The title of my blog post today is a riff on a phrase that is likely familiar to people who were regular listeners to CBC Radio in the years between 1950 and 1998, “And now… here’s Max.” That phrase, voiced by the inimitable Allan McFee, referred to radio personality Max Ferguson, who spent fifty-two years (yes, that says 52) on CBC Radio.
For those fifty-two years, Ferguson made many Canadians roar with laughter while simultaneously making others shake with rage or fear that Canada was being corrupted by the words spouted by the many characters he portrayed.

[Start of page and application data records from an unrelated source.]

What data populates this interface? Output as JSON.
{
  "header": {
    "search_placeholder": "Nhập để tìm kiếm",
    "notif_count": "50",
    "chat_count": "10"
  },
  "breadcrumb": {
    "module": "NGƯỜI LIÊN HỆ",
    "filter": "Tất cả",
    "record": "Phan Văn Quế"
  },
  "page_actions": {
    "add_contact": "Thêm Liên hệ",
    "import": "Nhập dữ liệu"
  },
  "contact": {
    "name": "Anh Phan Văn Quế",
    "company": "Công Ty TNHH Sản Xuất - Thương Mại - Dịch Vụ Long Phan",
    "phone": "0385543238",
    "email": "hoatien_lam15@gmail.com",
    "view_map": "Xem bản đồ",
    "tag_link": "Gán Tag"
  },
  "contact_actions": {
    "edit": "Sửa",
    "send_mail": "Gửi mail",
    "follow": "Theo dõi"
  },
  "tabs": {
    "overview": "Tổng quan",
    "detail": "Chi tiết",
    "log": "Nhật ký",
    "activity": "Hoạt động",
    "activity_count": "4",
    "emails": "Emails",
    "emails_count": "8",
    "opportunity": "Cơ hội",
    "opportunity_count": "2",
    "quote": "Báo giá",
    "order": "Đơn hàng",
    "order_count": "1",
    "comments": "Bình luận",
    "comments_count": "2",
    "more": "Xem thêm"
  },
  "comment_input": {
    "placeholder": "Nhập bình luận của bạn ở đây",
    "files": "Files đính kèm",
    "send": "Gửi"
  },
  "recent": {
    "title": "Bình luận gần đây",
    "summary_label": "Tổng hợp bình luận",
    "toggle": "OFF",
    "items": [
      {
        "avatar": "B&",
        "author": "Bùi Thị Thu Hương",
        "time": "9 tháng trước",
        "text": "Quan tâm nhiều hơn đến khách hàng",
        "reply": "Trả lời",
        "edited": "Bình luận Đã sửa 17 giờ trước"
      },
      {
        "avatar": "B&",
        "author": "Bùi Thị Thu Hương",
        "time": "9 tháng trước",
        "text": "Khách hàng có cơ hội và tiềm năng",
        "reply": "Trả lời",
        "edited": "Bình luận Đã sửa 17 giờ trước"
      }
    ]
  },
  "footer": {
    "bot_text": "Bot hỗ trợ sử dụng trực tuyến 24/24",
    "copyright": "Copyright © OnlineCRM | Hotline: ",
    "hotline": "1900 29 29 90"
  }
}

Some found him offensive — not I. I was one of the ones laughing.
Max Ferguson died yesterday, Thursday March 7, at the age of 89. I know that most of you reading this blog will have never heard of him before this post — I’d like to at least introduce him to you, as I pay tribute to him at his passing.
Max Ferguson was born in the county of Durham, England in 1924. I wish one of the bios I read would have said where in Durham, as my paternal grandfather was also born in Durham, although many years before Max Ferguson’s birth. The Ferguson family moved to London, Ontario when Max was 3, so Canada was truly his home, if not his native land.
His radio career began in Halifax, and indeed, if asked prior to researching this post I would have said I thought he was from the Maritimes. He was associated with Halifax for the first several years of his broadcasting career, later moving to Toronto where he launched The Max Ferguson Show, which is the program I most remember him for.
This quote from Michael Enright of the CBC expresses well who Max Ferguson was and what he will be remembered for: “Max was a true radio genius- off beat, eccentric and totally brilliant. He invented an entire repertory company of bizarre characters- all voiced by Ferguson- to amuse himself and his audience. He was known both within CBC and on air as a master satirist, philosopher and prankster.”
To hear some vintage Ferguson, which is the best way to “get to know” this man, here is a 50 minute program, hosted by the aforementioned Enright, CBC’s Rewind. I hope you enjoy these clips of Max Ferguson’s brilliant eccentricity.
For another perspective — Ferguson’s own perspective — here is an interview of him about his career, from 1986.
And finally, his obituary from the CBC.
I’m imagining that somewhere out in the vast radiosphere beyond our knowledge, on Thursday morning Allan McFee grinned and said, “And now… here’s Max.”